Many analyses involve understanding the relationship between two variables. Correlation is a summary statistic designed to summarize such relationships. This article discusses the idea of strong and weak correlations and introduces the concept of the *correlation coefficient*.

## Strong and weak correlations

The *scatterplot* below shows the relationship between two numeric variables. Each of the dots on the chart shows clothing manufacturer Benetton’s advertising and sales in a particular year, with the advertising expenditure shown on the horizontal (x) axis and sales are shown on the vertical (y) axis. For example, the point at the top right shows that when advertising expenditure was at about 110 Billion Lire (Italy's pre-Euro currency), its sales were above 2.8 Trillion Lire.

There is a very clear pattern evident on this scatterplot: higher amounts of advertising expenditure correspond to higher amounts of sales. In the jargon of statistics, this pattern is usually referred to as a *correlation. *That is, advertising expenditure is correlated with sales.

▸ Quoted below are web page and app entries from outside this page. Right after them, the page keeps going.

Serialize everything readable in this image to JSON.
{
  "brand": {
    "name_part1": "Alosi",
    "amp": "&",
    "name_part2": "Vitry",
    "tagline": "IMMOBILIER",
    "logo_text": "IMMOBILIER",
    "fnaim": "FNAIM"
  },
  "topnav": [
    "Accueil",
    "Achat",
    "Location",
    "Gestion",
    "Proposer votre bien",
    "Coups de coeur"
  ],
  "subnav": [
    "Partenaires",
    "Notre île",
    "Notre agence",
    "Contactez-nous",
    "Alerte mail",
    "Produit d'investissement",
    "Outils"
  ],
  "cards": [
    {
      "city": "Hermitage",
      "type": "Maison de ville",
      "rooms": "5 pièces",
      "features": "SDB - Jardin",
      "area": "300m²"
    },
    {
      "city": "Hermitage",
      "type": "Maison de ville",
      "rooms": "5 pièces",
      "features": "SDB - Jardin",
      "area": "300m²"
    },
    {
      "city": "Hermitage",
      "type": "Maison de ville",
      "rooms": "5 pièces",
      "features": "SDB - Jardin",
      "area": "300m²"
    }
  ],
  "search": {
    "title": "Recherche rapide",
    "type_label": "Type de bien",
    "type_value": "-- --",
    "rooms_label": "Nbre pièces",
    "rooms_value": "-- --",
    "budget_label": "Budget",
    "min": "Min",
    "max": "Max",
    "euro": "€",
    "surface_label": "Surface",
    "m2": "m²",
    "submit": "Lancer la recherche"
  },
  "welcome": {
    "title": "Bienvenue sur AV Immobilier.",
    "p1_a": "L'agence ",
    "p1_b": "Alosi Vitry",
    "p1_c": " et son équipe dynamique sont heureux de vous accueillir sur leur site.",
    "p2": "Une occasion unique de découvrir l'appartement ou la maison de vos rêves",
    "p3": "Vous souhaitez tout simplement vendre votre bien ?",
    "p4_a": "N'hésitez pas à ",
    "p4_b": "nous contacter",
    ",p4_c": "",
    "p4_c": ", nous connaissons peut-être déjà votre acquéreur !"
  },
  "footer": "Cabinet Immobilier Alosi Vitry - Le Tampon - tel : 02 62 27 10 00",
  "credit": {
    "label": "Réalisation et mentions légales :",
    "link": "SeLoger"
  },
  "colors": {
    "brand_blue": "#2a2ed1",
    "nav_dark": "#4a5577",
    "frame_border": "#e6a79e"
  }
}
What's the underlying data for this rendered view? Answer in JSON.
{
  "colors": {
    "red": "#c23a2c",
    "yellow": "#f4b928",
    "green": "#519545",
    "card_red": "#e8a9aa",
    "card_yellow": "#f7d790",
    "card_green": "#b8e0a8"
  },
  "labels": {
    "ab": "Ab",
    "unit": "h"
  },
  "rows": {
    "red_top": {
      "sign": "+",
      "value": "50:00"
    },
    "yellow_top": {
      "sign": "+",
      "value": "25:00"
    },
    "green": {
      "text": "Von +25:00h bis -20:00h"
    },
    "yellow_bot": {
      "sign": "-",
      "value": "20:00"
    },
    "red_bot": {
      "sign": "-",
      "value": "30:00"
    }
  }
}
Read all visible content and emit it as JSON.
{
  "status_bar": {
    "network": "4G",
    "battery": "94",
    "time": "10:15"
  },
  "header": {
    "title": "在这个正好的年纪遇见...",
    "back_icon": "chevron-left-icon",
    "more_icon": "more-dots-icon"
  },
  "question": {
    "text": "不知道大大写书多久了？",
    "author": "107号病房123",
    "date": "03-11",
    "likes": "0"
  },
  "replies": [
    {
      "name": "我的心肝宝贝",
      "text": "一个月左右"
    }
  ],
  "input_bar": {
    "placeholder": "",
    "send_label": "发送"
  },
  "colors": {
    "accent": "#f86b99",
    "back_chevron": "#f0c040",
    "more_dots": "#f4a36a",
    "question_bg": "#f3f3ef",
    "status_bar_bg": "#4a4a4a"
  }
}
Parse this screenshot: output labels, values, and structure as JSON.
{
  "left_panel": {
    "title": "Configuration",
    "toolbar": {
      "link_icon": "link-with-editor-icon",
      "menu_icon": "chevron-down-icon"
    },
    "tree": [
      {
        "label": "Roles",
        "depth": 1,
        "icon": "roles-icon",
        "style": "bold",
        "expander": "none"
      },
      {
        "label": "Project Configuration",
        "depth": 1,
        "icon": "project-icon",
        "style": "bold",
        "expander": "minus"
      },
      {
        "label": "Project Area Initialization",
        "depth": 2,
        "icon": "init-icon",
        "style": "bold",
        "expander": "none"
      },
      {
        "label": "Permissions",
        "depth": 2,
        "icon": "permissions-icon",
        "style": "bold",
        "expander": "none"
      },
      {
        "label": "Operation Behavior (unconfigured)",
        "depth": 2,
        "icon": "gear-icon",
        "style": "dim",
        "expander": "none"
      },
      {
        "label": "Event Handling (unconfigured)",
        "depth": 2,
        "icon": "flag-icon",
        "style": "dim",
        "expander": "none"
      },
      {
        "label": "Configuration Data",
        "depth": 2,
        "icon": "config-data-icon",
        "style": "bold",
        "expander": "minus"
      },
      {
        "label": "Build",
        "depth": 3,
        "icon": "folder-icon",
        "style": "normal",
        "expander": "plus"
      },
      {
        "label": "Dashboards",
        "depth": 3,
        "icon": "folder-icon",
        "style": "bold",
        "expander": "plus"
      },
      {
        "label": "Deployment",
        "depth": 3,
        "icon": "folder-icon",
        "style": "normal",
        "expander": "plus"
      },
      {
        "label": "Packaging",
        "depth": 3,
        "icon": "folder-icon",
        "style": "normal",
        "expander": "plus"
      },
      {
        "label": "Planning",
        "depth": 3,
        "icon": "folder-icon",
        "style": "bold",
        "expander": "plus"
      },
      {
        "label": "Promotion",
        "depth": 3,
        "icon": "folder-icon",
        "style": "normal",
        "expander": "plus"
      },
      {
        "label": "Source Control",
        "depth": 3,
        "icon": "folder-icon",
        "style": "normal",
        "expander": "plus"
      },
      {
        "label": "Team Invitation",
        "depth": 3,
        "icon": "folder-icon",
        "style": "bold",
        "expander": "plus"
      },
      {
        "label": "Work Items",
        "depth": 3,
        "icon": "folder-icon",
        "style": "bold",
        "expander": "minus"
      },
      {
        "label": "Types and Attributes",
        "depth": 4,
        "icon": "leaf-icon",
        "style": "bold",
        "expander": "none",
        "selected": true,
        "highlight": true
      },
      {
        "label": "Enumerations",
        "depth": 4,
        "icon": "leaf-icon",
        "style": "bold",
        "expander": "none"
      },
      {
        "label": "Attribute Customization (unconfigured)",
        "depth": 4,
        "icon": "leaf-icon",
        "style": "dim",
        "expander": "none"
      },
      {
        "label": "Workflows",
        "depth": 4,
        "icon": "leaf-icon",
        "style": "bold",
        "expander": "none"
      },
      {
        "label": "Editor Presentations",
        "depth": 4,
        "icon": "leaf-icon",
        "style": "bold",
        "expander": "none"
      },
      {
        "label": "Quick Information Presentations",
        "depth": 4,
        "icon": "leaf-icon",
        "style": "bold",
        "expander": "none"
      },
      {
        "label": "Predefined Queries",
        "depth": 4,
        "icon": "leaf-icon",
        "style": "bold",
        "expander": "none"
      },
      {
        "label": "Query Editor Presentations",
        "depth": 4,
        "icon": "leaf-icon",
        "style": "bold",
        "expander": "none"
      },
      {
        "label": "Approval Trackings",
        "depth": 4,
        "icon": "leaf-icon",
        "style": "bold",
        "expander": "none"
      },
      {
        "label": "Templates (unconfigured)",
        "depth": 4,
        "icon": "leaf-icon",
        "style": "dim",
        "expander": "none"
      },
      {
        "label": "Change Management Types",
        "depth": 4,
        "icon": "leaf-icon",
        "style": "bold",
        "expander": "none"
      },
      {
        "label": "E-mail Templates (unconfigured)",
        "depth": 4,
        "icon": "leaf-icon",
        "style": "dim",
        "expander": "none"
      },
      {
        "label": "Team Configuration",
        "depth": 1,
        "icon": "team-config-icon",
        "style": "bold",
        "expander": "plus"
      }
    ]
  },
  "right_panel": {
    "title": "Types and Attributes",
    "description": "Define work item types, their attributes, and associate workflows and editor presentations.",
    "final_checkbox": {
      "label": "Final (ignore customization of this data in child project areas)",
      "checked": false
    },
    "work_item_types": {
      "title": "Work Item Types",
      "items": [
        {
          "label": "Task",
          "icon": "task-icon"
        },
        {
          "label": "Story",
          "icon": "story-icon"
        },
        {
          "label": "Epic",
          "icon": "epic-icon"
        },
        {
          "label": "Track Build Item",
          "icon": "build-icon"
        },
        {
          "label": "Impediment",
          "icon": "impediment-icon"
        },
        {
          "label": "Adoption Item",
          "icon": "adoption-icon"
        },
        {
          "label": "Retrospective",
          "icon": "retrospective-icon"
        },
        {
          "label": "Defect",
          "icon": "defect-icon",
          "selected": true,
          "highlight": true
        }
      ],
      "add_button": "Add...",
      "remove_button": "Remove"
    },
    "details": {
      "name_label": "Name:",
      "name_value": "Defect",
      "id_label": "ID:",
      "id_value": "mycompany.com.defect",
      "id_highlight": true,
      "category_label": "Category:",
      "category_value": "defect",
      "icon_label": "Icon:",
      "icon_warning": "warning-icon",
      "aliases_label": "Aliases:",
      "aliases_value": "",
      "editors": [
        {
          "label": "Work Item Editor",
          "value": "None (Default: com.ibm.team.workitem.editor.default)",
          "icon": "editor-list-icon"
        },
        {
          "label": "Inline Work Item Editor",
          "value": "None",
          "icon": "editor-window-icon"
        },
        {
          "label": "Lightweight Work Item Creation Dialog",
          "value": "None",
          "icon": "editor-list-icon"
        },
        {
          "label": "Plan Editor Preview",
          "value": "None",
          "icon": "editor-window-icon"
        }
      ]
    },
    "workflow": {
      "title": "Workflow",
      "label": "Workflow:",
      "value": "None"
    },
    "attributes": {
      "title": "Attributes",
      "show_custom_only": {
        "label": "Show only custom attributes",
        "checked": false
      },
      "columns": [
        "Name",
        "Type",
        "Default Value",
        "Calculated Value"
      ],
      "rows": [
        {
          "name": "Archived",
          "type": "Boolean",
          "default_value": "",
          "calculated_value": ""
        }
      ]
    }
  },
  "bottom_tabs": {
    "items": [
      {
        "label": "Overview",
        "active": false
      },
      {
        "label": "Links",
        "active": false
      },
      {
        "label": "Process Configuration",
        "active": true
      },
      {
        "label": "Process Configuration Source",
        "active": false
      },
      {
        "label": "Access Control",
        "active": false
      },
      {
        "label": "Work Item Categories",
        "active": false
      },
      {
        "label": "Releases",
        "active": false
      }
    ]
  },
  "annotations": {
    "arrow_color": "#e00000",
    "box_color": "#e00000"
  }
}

In the chart above it is very clear that higher levels of advertising expenditure occurred at the same time as higher levels of sales. By contrast, in the chart below, there is still evidence of correlation, but it is much weaker. All we can say from the chart below is that higher levels of exposure to advertising correspond to higher levels of purchase intention on average, but that there are many exceptions to this relationship. To use the jargon, the chart above shows a strong correlation, whereas the one below is moderate or perhaps even weak.

The two scatterplots above show a *positive correlation, *where the word "positive" indicates that, on average, high values on one variable correspond to higher values of the other. By contrast, the visualization below shows a *negative correlation, *with purchase intention decreasing as the time since the last consumption increases. The chart below shows an even stronger correlation than the earlier Benetton data. When the points line up in a straight line, that goes up or down, the correlation is referred to as a *perfect *correlation. Putting all the jargon together, the data below shows a *perfect negative correlation.*

## The correlation coefficient

It is often useful to have a more precise description of the strength of correlation than the words "weak" and "strong", so various statistics have been developed that quantify the strength of the correlation. By far the most popular of these statistics is *Pearson's Product-Moment Correlation. *This statistic is so widely used that most of the time when people use it they just refer to it as *"correlation" *or by its standard symbol the letter *r*.

Pearson's Product-Moment Correlation takes a value in the range of -1 to 1, where:

- A correlation of 1 indicates a perfect positive correlation.
- A correlation of -1 indicates a perfect negative correlation.
- A correlation of 0 indicates that there is no relationship between the different variables.
- The closer correlations are to 0, the weaker the correlations.

The charts below illustrate four examples of the correlation statistic. The *p *refers to the *p*-value indicating statistical significance.

While correlation is a very useful summary statistic, it can be misleading. See Summary Statistics Can Misrepresent Data.

## Categorical data

Where the data is categorical the basic idea of correlation is still applicable (although some researchers prefer to use terms like *association* when describing categorical data). In the table below, as an example, the age *distribution* (i.e., pattern) for people without iPhones is different to that for people with iPhones. That is, the crosstab clearly reveals a relationship between the two. Thus, we can also say that these the variables used to create this table are *correlated*. If there was no relationship between these two categorical variables, we would say that they were not correlated.

## Comments

0 comments

Please sign in to leave a comment.